Last year, residency programs in family practice took only 1,096 graduating medical students, the fewest in the last two decades. The number increased just slightly this year. Students who do choose internal medicine increasingly are forgoing primary care for subspecialty practices like cardiology and gastroenterology.
“For me it’s an endless amount of work that I can never get through to do it properly,” said Dr. Jeffrey Freilich, 38, a primary-care physician on Long Island. “I’m a bit compulsive. As an internist, I have to worry about working up so many conditions — anemia, thyroid problems and so forth. There is no time to do it all in a day.
“On top of all that, there are all the colonoscopies and mammograms you have to arrange, and all the time on the phone getting preauthorizations. Then you have to track the patient down. And none of it is reimbursed.”
Many primary-care physicians have stopped seeing their patients when they are hospitalized, relying instead on hospitalists devoted to inpatient care. Internists have told me that it is prohibitively inefficient to drive to a hospital, find parking, walk to the wards, examine a patient, check laboratory tests and vital signs, talk to a nurse and write orders and a note — for just a handful of cases. They cannot afford to leave their offices long enough to do it.
The upshot is that the doctor who knows a patient best is often uninvolved in her care when she is hospitalized. This contributes to the poor coordination and wanton consultation that is so common in hospitals today.
“Years ago you had one or two doctors,” a hospitalized patient told me recently. “Now you’ve got so many people coming in it’s hard to know who’s who.”
A 10.6 percent cut in Medicare payments to physicians is scheduled to take effect on July 1. Further cuts are planned in coming years. Many doctors have told lawmakers that if the cuts go through, they will stop seeing Medicare patients. But reimbursement cuts are only a small part of doctors’ woes today.

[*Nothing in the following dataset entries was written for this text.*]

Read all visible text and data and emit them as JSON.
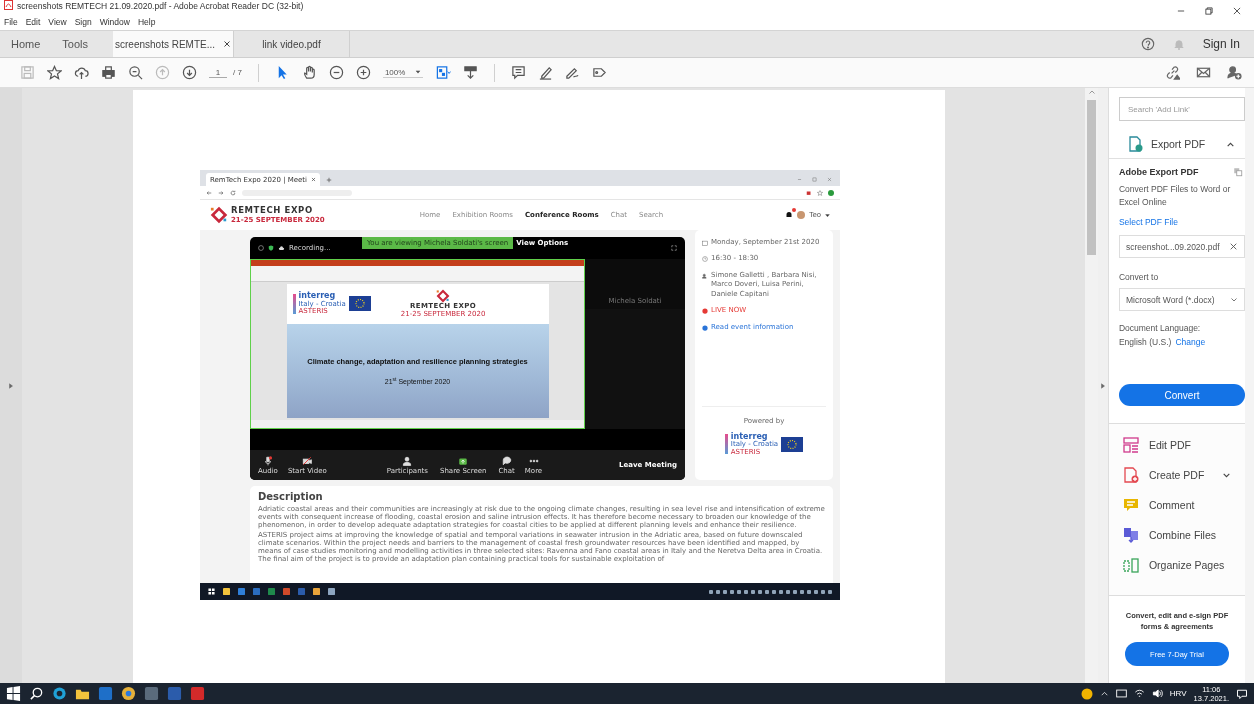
{
  "window": {
    "title": "screenshots REMTECH 21.09.2020.pdf - Adobe Acrobat Reader DC (32-bit)"
  },
  "menu": [
    "File",
    "Edit",
    "View",
    "Sign",
    "Window",
    "Help"
  ],
  "nav_tabs": [
    {
      "label": "Home",
      "selected": false
    },
    {
      "label": "Tools",
      "selected": false
    }
  ],
  "doc_tabs": [
    {
      "label": "screenshots REMTE...",
      "selected": true
    },
    {
      "label": "link video.pdf",
      "selected": false
    }
  ],
  "sign_in": "Sign In",
  "toolbar": {
    "nav_tools": [
      {
        "kind": "save",
        "disabled": true
      },
      {
        "kind": "star",
        "disabled": false
      },
      {
        "kind": "upload",
        "disabled": false
      },
      {
        "kind": "print",
        "disabled": false
      },
      {
        "kind": "find",
        "disabled": false
      },
      {
        "kind": "prev",
        "disabled": true
      },
      {
        "kind": "next",
        "disabled": false
      }
    ],
    "page": "1",
    "page_count": "/ 7",
    "view_tools": [
      {
        "kind": "select",
        "active": true
      },
      {
        "kind": "hand",
        "active": false
      },
      {
        "kind": "zoomout",
        "active": false
      },
      {
        "kind": "zoomin",
        "active": false
      }
    ],
    "zoom": "100%",
    "edit_tools": [
      {
        "kind": "comment"
      },
      {
        "kind": "highlight"
      },
      {
        "kind": "sign"
      },
      {
        "kind": "tag"
      }
    ]
  },
  "document": {
    "browser_tab": "RemTech Expo 2020 | Meeti",
    "site": {
      "logo_title": "REMTECH EXPO",
      "logo_dates": "21-25 SEPTEMBER 2020",
      "nav": [
        {
          "label": "Home",
          "selected": false
        },
        {
          "label": "Exhibition Rooms",
          "selected": false
        },
        {
          "label": "Conference Rooms",
          "selected": true
        },
        {
          "label": "Chat",
          "selected": false
        },
        {
          "label": "Search",
          "selected": false
        }
      ],
      "user": "Teo"
    },
    "meeting": {
      "recording": "Recording...",
      "banner": "You are viewing Michela Soldati's screen",
      "view_options": "View Options",
      "participant": "Michela Soldati",
      "controls": [
        {
          "label": "Audio",
          "kind": "audio"
        },
        {
          "label": "Start Video",
          "kind": "video"
        },
        {
          "label": "Participants",
          "kind": "participants"
        },
        {
          "label": "Share Screen",
          "kind": "share"
        },
        {
          "label": "Chat",
          "kind": "chat"
        },
        {
          "label": "More",
          "kind": "more"
        }
      ],
      "leave": "Leave Meeting"
    },
    "slide": {
      "partner": "interreg",
      "partner_sub": "Italy - Croatia",
      "project": "ASTERIS",
      "logo_title": "REMTECH EXPO",
      "logo_dates": "21-25 SEPTEMBER 2020",
      "title": "Climate change, adaptation and resilience planning strategies",
      "date": "21$^{st}$ September 2020"
    },
    "event": {
      "date": "Monday, September 21st 2020",
      "time": "16:30 - 18:30",
      "speakers": "Simone Galletti , Barbara Nisi, Marco Doveri, Luisa Perini, Daniele Capitani",
      "live": "LIVE NOW",
      "read_more": "Read event information",
      "powered_by": "Powered by",
      "partner": "interreg",
      "partner_sub": "Italy - Croatia",
      "project": "ASTERIS"
    },
    "description": {
      "heading": "Description",
      "paragraphs": [
        "Adriatic coastal areas and their communities are increasingly at risk due to the ongoing climate changes, resulting in sea level rise and intensification of extreme events with consequent increase of flooding, coastal erosion and saline intrusion effects. It has therefore become necessary to broaden our knowledge of the phenomenon, in order to develop adequate adaptation strategies for coastal cities to be applied at different planning levels and enhance their resilience.",
        "ASTERIS project aims at improving the knowledge of spatial and temporal variations in seawater intrusion in the Adriatic area, based on future downscaled climate scenarios. Within the project needs and barriers to the management of coastal fresh groundwater resources have been identified and mapped, by means of case studies monitoring and modelling activities in three selected sites: Ravenna and Fano coastal areas in Italy and the Neretva Delta area in Croatia. The final aim of the project is to provide an adaptation plan containing practical tools for sustainable exploitation of"
      ]
    }
  },
  "side_panel": {
    "search": {
      "placeholder": "Search 'Add Link'"
    },
    "export": {
      "label": "Export PDF",
      "expanded": true,
      "heading": "Adobe Export PDF",
      "text": "Convert PDF Files to Word or Excel Online",
      "select_link": "Select PDF File",
      "file": "screenshot...09.2020.pdf",
      "convert_label": "Convert to",
      "format": "Microsoft Word (*.docx)",
      "language_label": "Document Language:",
      "language": "English (U.S.)",
      "change": "Change",
      "button": "Convert"
    },
    "tools": [
      {
        "label": "Edit PDF",
        "kind": "edit",
        "expandable": false
      },
      {
        "label": "Create PDF",
        "kind": "create",
        "expandable": true
      },
      {
        "label": "Comment",
        "kind": "comment",
        "expandable": false
      },
      {
        "label": "Combine Files",
        "kind": "combine",
        "expandable": false
      },
      {
        "label": "Organize Pages",
        "kind": "organize",
        "expandable": false
      }
    ],
    "promo": {
      "text": "Convert, edit and e-sign PDF forms & agreements",
      "button": "Free 7-Day Trial"
    }
  },
  "taskbar": {
    "language": "HRV",
    "time": "11:06",
    "date": "13.7.2021."
  }
}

“I was naïve,” Saeed Siddiqui said. “When I was a resident I thought it was enough to take good care of patients. But the real world is totally different.”
Dr. Sandeep Jauhar, a cardiologist on Long Island, is the author of a new memoir, “Intern: A Doctor’s Initiation.”